. He was about to hit somebody in the back of the head, so I kind of flipped his arm and he turned around and started fighting me. So I said what the heck, let’s do it. After the fight, you know, I didn’t fare too well, and the coach is like, “We’ve got other guys to do that.” I think that year we had 8 tough guys on the team, so it was kind of funny. Yeah, I haven’t been known for it but if it happens it happens.
JS: You went to UConn (
), which isn’t a hotbed for hockey. How did you end up there?
MB: I was playing Division 3 when I came out of high school, and I looked into playing juniors or something but I just wanted to get my schooling over with. I was actually looking at a lot of schools for meteorology and ended up looking at a couple business schools. I liked UConn; I think I was only 155 pounds when I graduated high school, so I wasn’t getting looked at by too many people. I picked UConn, which was “D-3” (Division-III) at the time. We ended up going “D-1” after my junior year, so it was a good experience there. (Laughing) I gained 15-16 pounds within the first month; all I did was eat and sleep.
JS: Are there any other notable hockey players to come out of UConn?
MB: There was Todd Krygier (who played in the NHL with Hartford, Anaheim and
), and then I think I was the next guy to play at the AHL level. We’ve had a handful of guys to play in the East Coast (ECHL) and UHL before and after me.
JS: What did you get your degree in?
MB: Health Systems Management.
JS: What would you like to do, post-playing career-wise?
MB: I wouldn’t mind getting into real estate and maybe “flipping” houses.
JS: How many more years would you like to play?
MB: My body’s still saying I can do it, and I still love the game. I always said if I’m not loving the game, or my game starts to deteriorate I’ll hang them up.
JS: What would you say have been the high and low points of your career so far?
MB: I’d say my
was playing the exhibition game, but also the five games in four days…
JS: What about The Price Is Right?
MB: (Laughing) Yeah, The Price Is Right. I’ll never be able to live that one down.
JS: Do you fear you’ll be known as The Price Is Right guy for the rest of your career?
MB: (Laughing) I think so. It’s kind of funny, every team I go to I’ll look up my player bio…all of a sudden, the last quote is “He appeared on The Price Is Right.”

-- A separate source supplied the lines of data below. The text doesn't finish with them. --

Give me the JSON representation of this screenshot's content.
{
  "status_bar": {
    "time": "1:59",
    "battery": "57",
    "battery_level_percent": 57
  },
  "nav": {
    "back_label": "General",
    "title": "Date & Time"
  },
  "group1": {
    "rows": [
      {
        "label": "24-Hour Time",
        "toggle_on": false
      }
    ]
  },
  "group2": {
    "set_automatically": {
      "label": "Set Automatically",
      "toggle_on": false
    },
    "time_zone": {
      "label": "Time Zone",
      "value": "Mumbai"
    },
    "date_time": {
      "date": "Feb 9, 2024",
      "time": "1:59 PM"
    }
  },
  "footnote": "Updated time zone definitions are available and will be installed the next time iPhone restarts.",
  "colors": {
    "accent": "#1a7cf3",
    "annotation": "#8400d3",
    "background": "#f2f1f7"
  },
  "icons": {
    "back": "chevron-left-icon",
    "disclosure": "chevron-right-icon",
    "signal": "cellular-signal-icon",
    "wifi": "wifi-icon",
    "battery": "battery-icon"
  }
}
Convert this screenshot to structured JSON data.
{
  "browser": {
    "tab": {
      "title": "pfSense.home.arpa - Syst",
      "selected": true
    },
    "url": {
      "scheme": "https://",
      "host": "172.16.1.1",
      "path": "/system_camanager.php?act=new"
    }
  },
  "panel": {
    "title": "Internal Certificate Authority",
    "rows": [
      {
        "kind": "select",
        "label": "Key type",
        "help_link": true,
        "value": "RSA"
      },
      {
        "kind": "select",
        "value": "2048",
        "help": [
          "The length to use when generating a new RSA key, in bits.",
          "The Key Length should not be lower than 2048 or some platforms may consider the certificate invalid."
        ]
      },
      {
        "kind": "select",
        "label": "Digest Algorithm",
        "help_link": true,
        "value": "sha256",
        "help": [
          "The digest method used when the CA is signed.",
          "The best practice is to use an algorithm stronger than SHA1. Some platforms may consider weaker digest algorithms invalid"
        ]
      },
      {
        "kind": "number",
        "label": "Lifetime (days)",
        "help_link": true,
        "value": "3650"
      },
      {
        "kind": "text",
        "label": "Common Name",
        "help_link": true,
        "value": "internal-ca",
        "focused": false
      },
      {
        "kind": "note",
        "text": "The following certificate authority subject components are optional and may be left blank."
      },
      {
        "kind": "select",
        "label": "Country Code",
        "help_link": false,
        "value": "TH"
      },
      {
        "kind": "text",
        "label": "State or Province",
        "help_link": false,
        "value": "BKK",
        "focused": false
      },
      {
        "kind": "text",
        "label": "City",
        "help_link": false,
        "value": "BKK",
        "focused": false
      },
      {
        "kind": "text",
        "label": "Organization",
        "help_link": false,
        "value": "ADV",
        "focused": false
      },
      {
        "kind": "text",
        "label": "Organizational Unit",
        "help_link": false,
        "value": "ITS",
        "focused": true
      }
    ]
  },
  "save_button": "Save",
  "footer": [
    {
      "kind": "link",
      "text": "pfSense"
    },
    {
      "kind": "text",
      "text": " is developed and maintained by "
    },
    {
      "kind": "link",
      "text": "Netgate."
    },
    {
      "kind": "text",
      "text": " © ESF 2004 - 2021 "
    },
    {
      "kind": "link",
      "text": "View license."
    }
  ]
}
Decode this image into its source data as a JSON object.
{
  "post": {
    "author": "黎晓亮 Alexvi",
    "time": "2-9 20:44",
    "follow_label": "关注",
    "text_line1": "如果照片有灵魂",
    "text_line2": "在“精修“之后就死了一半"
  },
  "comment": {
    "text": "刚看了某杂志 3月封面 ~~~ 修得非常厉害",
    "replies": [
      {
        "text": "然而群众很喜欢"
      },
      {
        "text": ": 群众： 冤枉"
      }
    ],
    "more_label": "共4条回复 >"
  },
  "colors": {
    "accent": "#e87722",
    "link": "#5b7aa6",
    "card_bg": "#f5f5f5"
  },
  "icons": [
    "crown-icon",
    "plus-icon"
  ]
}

Come join the Stingrays for their 15th Anniversary Season! The 2007-08 season begins on Oct. 20 at 7:05 p.m. as the Rays take on in-state rival Columbia Inferno! Deposits are being taken now for the 2007-08 South Carolina Stingrays season tickets! For just $100 you can reserve your seat to every hard-hitting, action-packed game at the North Charleston Coliseum. For more information including benefits, pricing, and package options, please call the Stingrays front office at 744-2248 or view the information online at www.stingrayshockey.com. Stingrays Hockey – A Whole